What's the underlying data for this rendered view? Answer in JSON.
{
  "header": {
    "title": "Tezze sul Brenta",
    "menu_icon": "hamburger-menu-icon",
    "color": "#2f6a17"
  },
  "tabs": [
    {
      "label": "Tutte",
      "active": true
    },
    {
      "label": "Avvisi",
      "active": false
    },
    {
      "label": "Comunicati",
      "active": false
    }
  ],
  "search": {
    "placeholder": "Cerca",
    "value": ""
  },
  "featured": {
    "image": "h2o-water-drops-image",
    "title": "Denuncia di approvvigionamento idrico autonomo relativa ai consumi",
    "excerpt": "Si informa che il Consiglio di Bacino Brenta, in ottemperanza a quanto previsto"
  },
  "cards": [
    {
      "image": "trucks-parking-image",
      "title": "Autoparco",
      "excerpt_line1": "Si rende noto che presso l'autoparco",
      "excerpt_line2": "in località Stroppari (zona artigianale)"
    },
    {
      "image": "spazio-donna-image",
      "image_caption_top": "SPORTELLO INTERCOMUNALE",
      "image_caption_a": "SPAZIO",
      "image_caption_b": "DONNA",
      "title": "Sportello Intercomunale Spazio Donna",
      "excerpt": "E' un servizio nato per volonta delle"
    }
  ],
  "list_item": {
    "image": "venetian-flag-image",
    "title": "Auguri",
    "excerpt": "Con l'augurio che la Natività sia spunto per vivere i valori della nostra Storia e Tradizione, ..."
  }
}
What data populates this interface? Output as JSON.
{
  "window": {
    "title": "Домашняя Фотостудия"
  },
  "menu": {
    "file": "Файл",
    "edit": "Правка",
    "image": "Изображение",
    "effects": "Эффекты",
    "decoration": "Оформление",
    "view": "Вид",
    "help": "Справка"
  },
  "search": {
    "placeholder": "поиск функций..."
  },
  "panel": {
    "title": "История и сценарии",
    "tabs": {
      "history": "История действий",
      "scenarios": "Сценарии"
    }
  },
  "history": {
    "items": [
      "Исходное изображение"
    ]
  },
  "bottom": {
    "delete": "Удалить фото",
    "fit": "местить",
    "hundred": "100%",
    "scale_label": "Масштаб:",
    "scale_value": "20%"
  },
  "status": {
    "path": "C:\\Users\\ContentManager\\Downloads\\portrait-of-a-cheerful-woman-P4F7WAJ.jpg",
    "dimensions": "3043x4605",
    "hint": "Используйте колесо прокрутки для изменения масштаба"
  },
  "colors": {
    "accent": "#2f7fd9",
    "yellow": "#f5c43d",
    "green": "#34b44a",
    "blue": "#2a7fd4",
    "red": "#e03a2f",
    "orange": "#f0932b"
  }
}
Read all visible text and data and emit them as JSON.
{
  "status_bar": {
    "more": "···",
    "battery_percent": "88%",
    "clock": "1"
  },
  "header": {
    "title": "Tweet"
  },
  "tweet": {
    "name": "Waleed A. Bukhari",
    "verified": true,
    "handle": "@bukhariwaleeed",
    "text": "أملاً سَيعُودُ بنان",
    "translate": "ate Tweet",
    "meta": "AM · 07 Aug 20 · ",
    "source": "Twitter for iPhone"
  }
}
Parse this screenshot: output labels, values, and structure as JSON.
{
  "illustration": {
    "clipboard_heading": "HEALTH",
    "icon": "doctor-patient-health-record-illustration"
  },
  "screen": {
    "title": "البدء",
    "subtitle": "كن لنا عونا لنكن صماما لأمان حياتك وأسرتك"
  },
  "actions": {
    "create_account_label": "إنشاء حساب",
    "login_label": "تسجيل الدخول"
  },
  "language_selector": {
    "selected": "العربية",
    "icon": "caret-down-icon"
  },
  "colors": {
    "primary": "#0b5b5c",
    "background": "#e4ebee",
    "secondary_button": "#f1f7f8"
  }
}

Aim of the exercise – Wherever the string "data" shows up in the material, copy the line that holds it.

Task result –
What's the underlying data for this rendered view? Answer in JSON.
What data populates this interface? Output as JSON.
Read all visible text and data and emit them as JSON.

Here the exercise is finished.